A few months ago, in May, I decided I’d try something new; a little experiment. I’d take one of my stories and publish it on Facebook in a serialized format; publish bits of it over several days and see if I could get a following for it.
The story was The Minister of Fudgery & Wizardry, previously unpublished. It is only now that I have the courage to write about this little experiment.
My Facebook Page then was really new, so I had a few hundred followers. It didn’t really work. In the end, I promoted the posts to get any sort of traction.
Here are the things that I know I did wrong:
- My page did not have any sort of loyal following so it wasn’t a good platform to try this. You can’t expect solid feedback out of thin air. You need to build a following first or leverage your following on other platforms. Now, there is some content that lends itself to virality and gets shared many times even after losing any connection to its original source. This story wasn’t it.
- I didn’t push the post hard enough. In hindsight, I should have made as much noise as I could about it on my personal social media profiles, but I struggle with self-promotion. I have spent years as an arts and culture journalist talking about other artists, but for some reason, it’s hard to talk about my own work. This is something I am working on.
- This third one is something I am still investigating. Do long text formats work on Facebook? Not sure. This story was serialised. Seven parts; the shortest being 440 words and the longest 760. Too long for this type of writing and platform?
So, back to the drawing board.
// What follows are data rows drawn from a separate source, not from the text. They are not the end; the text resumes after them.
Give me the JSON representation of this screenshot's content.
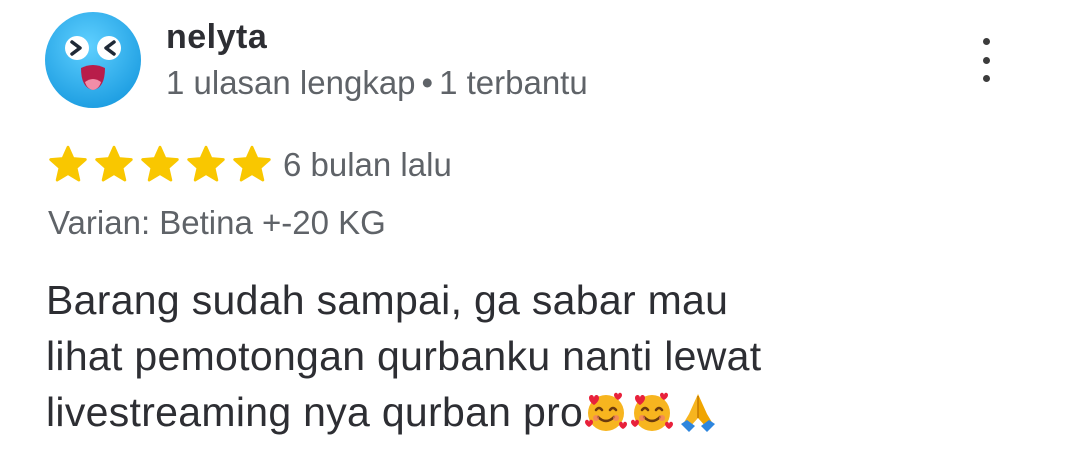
{
  "reviewer": {
    "name": "nelyta",
    "reviews_count": "1 ulasan lengkap",
    "separator": "•",
    "helpful": "1 terbantu",
    "avatar_icon": "squinting-face-avatar-icon"
  },
  "rating": {
    "stars": 5,
    "max": 5,
    "star_color": "#f9c700",
    "time_ago": "6 bulan lalu"
  },
  "variant": "Varian: Betina +-20 KG",
  "review": {
    "lines": [
      "Barang sudah sampai, ga sabar mau",
      "lihat pemotongan qurbanku nanti lewat",
      "livestreaming nya qurban pro"
    ],
    "emojis": [
      "smiling-face-with-hearts-icon",
      "smiling-face-with-hearts-icon",
      "folded-hands-icon"
    ]
  },
  "colors": {
    "avatar_bg": "#2fb2ef",
    "text_primary": "#2d2e33",
    "text_secondary": "#5f6368"
  }
}
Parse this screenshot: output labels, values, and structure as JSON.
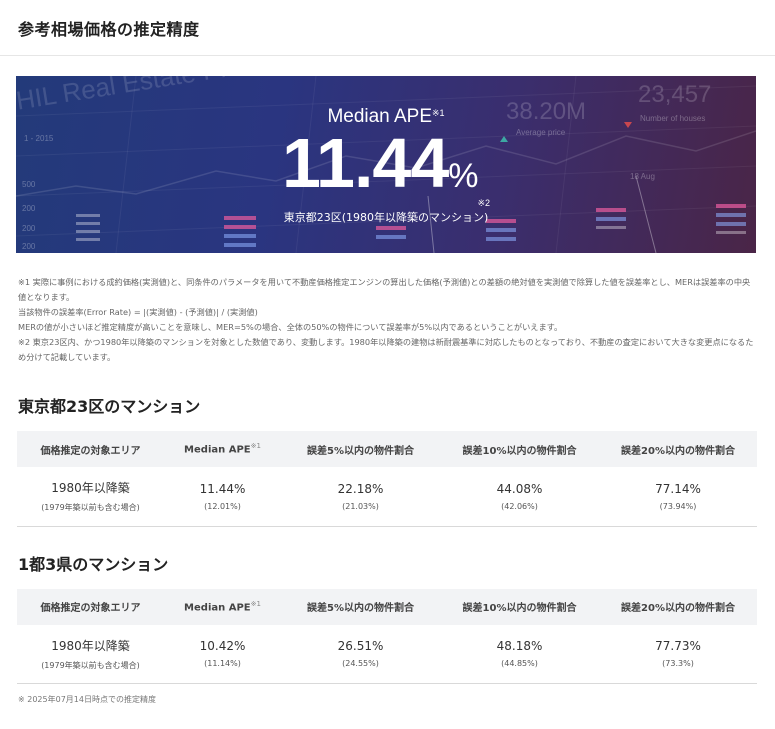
{
  "page": {
    "title": "参考相場価格の推定精度"
  },
  "hero": {
    "watermark_title": "HIL Real Estate Price Engine",
    "watermark_average": "38.20M",
    "watermark_average_label": "Average price",
    "watermark_count": "23,457",
    "watermark_count_label": "Number of houses",
    "watermark_date": "18 Aug",
    "watermark_year": "1 - 2015",
    "watermark_axis": [
      "500",
      "200",
      "200",
      "200"
    ],
    "label": "Median APE",
    "label_note": "※1",
    "value": "11.44",
    "unit": "%",
    "value_note": "※2",
    "scope": "東京都23区(1980年以降築のマンション)"
  },
  "notes": [
    "※1 実際に事例における成約価格(実測値)と、同条件のパラメータを用いて不動産価格推定エンジンの算出した価格(予測値)との差額の絶対値を実測値で除算した値を誤差率とし、MERは誤差率の中央値となります。",
    "当該物件の誤差率(Error Rate) = |(実測値) - (予測値)| / (実測値)",
    "MERの値が小さいほど推定精度が高いことを意味し、MER=5%の場合、全体の50%の物件について誤差率が5%以内であるということがいえます。",
    "※2 東京23区内、かつ1980年以降築のマンションを対象とした数値であり、変動します。1980年以降築の建物は新耐震基準に対応したものとなっており、不動産の査定において大きな変更点になるため分けて記載しています。"
  ],
  "table_headers": {
    "area": "価格推定の対象エリア",
    "median": "Median APE",
    "median_note": "※1",
    "within5": "誤差5%以内の物件割合",
    "within10": "誤差10%以内の物件割合",
    "within20": "誤差20%以内の物件割合"
  },
  "tokyo23": {
    "title": "東京都23区のマンション",
    "row": {
      "area": "1980年以降築",
      "area_sub": "(1979年築以前も含む場合)",
      "median": "11.44%",
      "median_sub": "(12.01%)",
      "within5": "22.18%",
      "within5_sub": "(21.03%)",
      "within10": "44.08%",
      "within10_sub": "(42.06%)",
      "within20": "77.14%",
      "within20_sub": "(73.94%)"
    }
  },
  "metro": {
    "title": "1都3県のマンション",
    "row": {
      "area": "1980年以降築",
      "area_sub": "(1979年築以前も含む場合)",
      "median": "10.42%",
      "median_sub": "(11.14%)",
      "within5": "26.51%",
      "within5_sub": "(24.55%)",
      "within10": "48.18%",
      "within10_sub": "(44.85%)",
      "within20": "77.73%",
      "within20_sub": "(73.3%)"
    }
  },
  "footnote": "※ 2025年07月14日時点での推定精度"
}
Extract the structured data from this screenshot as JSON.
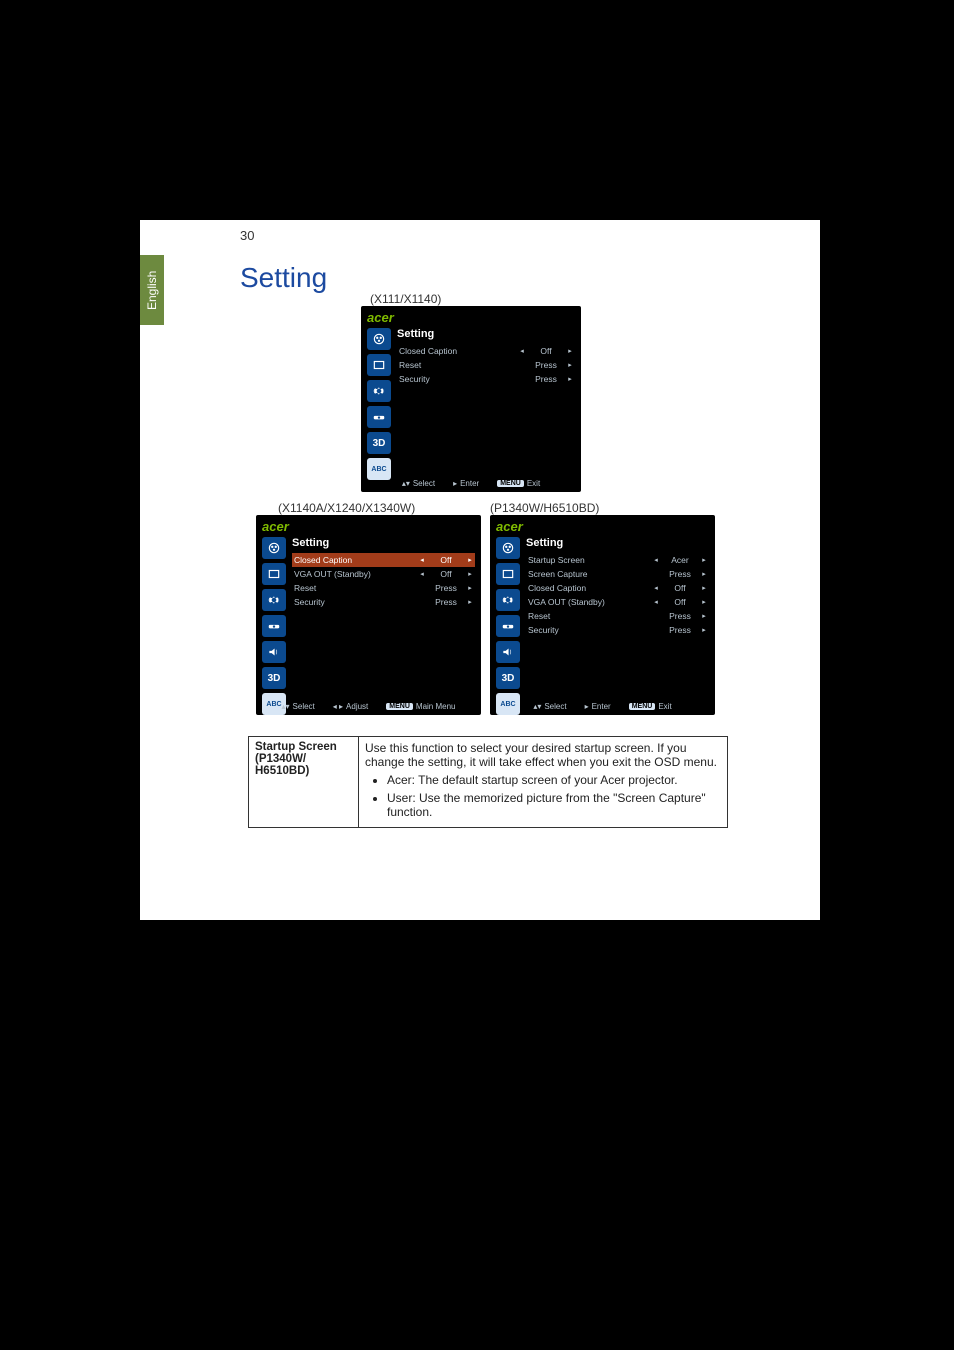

I would like to try it again someday, with a better strategy and more confidence in my work. Self-promotion! Self-promotion!
Writer | Digital Storyteller | Web Developer
I believe that every serious artist should be able to make a living from their work if they want to and I’m on a mission to find the best tools, ideas, and resources to help artists succeed. I experiment with business models, monetization ideas, and new technology in my own creative process as part of this journey of discovering.